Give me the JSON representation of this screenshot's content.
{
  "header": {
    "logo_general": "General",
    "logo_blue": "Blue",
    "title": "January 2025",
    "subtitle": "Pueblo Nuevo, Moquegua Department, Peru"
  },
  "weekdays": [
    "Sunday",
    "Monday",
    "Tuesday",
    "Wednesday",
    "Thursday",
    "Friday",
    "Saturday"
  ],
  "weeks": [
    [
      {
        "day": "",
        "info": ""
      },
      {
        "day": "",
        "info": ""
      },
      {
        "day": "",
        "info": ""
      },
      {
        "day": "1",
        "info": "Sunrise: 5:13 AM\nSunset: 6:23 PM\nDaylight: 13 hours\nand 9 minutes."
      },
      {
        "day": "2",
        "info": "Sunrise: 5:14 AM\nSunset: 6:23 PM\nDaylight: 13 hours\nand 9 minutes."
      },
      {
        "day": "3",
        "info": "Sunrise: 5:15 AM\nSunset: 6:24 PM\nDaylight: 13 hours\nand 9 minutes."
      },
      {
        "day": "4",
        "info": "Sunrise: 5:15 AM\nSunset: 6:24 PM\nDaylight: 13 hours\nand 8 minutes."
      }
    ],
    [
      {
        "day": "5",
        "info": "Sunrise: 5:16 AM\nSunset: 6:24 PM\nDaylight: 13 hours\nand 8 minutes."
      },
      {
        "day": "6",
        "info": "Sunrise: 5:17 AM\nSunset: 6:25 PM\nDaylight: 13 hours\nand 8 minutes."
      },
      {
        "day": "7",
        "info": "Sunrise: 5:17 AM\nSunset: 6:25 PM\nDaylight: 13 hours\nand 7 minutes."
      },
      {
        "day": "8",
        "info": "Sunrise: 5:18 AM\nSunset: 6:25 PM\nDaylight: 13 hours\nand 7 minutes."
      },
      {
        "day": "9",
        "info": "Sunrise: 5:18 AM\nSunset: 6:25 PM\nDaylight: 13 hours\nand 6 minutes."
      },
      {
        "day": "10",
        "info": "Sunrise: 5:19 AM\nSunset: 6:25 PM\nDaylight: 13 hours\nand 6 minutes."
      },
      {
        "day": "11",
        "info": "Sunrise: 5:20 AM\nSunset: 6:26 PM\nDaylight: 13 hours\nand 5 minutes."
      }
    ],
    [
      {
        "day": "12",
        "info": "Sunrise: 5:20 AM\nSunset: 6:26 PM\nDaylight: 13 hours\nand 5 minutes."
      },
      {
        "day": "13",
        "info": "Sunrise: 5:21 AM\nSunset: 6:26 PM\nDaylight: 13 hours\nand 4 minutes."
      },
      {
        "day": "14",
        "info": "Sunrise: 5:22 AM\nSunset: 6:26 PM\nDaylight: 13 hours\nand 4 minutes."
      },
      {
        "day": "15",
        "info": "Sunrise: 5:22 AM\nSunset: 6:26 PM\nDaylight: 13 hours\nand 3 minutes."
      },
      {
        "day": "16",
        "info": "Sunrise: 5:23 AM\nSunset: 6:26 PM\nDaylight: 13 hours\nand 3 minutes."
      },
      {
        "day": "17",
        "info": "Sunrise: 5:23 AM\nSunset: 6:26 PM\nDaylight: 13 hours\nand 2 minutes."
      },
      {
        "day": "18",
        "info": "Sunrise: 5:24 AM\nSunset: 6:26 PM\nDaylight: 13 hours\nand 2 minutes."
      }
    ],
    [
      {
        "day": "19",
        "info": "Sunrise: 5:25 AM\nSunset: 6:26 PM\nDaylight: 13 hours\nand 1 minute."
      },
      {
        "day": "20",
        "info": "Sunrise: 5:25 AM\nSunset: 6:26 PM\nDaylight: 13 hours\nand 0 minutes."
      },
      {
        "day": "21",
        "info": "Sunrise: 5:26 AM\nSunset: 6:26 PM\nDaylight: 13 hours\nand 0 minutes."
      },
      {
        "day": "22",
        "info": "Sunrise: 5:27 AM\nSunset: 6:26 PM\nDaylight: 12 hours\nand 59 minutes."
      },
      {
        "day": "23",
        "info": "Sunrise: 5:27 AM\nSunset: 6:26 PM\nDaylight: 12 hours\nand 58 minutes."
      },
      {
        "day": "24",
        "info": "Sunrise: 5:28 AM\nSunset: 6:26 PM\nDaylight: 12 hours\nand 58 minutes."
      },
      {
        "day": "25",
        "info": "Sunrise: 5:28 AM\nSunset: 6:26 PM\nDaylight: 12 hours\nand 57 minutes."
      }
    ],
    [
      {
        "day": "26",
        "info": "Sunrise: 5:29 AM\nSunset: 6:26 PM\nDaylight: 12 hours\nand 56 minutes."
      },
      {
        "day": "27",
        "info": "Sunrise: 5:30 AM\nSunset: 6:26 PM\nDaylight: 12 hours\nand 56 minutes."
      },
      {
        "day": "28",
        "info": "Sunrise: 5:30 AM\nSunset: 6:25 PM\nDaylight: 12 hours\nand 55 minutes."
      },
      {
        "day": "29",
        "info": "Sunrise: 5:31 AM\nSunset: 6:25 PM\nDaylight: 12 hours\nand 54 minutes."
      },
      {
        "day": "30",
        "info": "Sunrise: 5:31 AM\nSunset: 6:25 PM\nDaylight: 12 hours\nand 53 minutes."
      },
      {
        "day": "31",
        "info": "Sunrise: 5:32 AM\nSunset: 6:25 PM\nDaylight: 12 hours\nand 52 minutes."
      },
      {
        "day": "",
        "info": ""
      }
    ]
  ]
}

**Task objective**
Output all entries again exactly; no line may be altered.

**Result**
Give me the JSON representation of this screenshot's content.
{
  "header": {
    "logo_general": "General",
    "logo_blue": "Blue",
    "title": "January 2025",
    "subtitle": "Pueblo Nuevo, Moquegua Department, Peru"
  },
  "weekdays": [
    "Sunday",
    "Monday",
    "Tuesday",
    "Wednesday",
    "Thursday",
    "Friday",
    "Saturday"
  ],
  "weeks": [
    [
      {
        "day": "",
        "info": ""
      },
      {
        "day": "",
        "info": ""
      },
      {
        "day": "",
        "info": ""
      },
      {
        "day": "1",
        "info": "Sunrise: 5:13 AM\nSunset: 6:23 PM\nDaylight: 13 hours\nand 9 minutes."
      },
      {
        "day": "2",
        "info": "Sunrise: 5:14 AM\nSunset: 6:23 PM\nDaylight: 13 hours\nand 9 minutes."
      },
      {
        "day": "3",
        "info": "Sunrise: 5:15 AM\nSunset: 6:24 PM\nDaylight: 13 hours\nand 9 minutes."
      },
      {
        "day": "4",
        "info": "Sunrise: 5:15 AM\nSunset: 6:24 PM\nDaylight: 13 hours\nand 8 minutes."
      }
    ],
    [
      {
        "day": "5",
        "info": "Sunrise: 5:16 AM\nSunset: 6:24 PM\nDaylight: 13 hours\nand 8 minutes."
      },
      {
        "day": "6",
        "info": "Sunrise: 5:17 AM\nSunset: 6:25 PM\nDaylight: 13 hours\nand 8 minutes."
      },
      {
        "day": "7",
        "info": "Sunrise: 5:17 AM\nSunset: 6:25 PM\nDaylight: 13 hours\nand 7 minutes."
      },
      {
        "day": "8",
        "info": "Sunrise: 5:18 AM\nSunset: 6:25 PM\nDaylight: 13 hours\nand 7 minutes."
      },
      {
        "day": "9",
        "info": "Sunrise: 5:18 AM\nSunset: 6:25 PM\nDaylight: 13 hours\nand 6 minutes."
      },
      {
        "day": "10",
        "info": "Sunrise: 5:19 AM\nSunset: 6:25 PM\nDaylight: 13 hours\nand 6 minutes."
      },
      {
        "day": "11",
        "info": "Sunrise: 5:20 AM\nSunset: 6:26 PM\nDaylight: 13 hours\nand 5 minutes."
      }
    ],
    [
      {
        "day": "12",
        "info": "Sunrise: 5:20 AM\nSunset: 6:26 PM\nDaylight: 13 hours\nand 5 minutes."
      },
      {
        "day": "13",
        "info": "Sunrise: 5:21 AM\nSunset: 6:26 PM\nDaylight: 13 hours\nand 4 minutes."
      },
      {
        "day": "14",
        "info": "Sunrise: 5:22 AM\nSunset: 6:26 PM\nDaylight: 13 hours\nand 4 minutes."
      },
      {
        "day": "15",
        "info": "Sunrise: 5:22 AM\nSunset: 6:26 PM\nDaylight: 13 hours\nand 3 minutes."
      },
      {
        "day": "16",
        "info": "Sunrise: 5:23 AM\nSunset: 6:26 PM\nDaylight: 13 hours\nand 3 minutes."
      },
      {
        "day": "17",
        "info": "Sunrise: 5:23 AM\nSunset: 6:26 PM\nDaylight: 13 hours\nand 2 minutes."
      },
      {
        "day": "18",
        "info": "Sunrise: 5:24 AM\nSunset: 6:26 PM\nDaylight: 13 hours\nand 2 minutes."
      }
    ],
    [
      {
        "day": "19",
        "info": "Sunrise: 5:25 AM\nSunset: 6:26 PM\nDaylight: 13 hours\nand 1 minute."
      },
      {
        "day": "20",
        "info": "Sunrise: 5:25 AM\nSunset: 6:26 PM\nDaylight: 13 hours\nand 0 minutes."
      },
      {
        "day": "21",
        "info": "Sunrise: 5:26 AM\nSunset: 6:26 PM\nDaylight: 13 hours\nand 0 minutes."
      },
      {
        "day": "22",
        "info": "Sunrise: 5:27 AM\nSunset: 6:26 PM\nDaylight: 12 hours\nand 59 minutes."
      },
      {
        "day": "23",
        "info": "Sunrise: 5:27 AM\nSunset: 6:26 PM\nDaylight: 12 hours\nand 58 minutes."
      },
      {
        "day": "24",
        "info": "Sunrise: 5:28 AM\nSunset: 6:26 PM\nDaylight: 12 hours\nand 58 minutes."
      },
      {
        "day": "25",
        "info": "Sunrise: 5:28 AM\nSunset: 6:26 PM\nDaylight: 12 hours\nand 57 minutes."
      }
    ],
    [
      {
        "day": "26",
        "info": "Sunrise: 5:29 AM\nSunset: 6:26 PM\nDaylight: 12 hours\nand 56 minutes."
      },
      {
        "day": "27",
        "info": "Sunrise: 5:30 AM\nSunset: 6:26 PM\nDaylight: 12 hours\nand 56 minutes."
      },
      {
        "day": "28",
        "info": "Sunrise: 5:30 AM\nSunset: 6:25 PM\nDaylight: 12 hours\nand 55 minutes."
      },
      {
        "day": "29",
        "info": "Sunrise: 5:31 AM\nSunset: 6:25 PM\nDaylight: 12 hours\nand 54 minutes."
      },
      {
        "day": "30",
        "info": "Sunrise: 5:31 AM\nSunset: 6:25 PM\nDaylight: 12 hours\nand 53 minutes."
      },
      {
        "day": "31",
        "info": "Sunrise: 5:32 AM\nSunset: 6:25 PM\nDaylight: 12 hours\nand 52 minutes."
      },
      {
        "day": "",
        "info": ""
      }
    ]
  ]
}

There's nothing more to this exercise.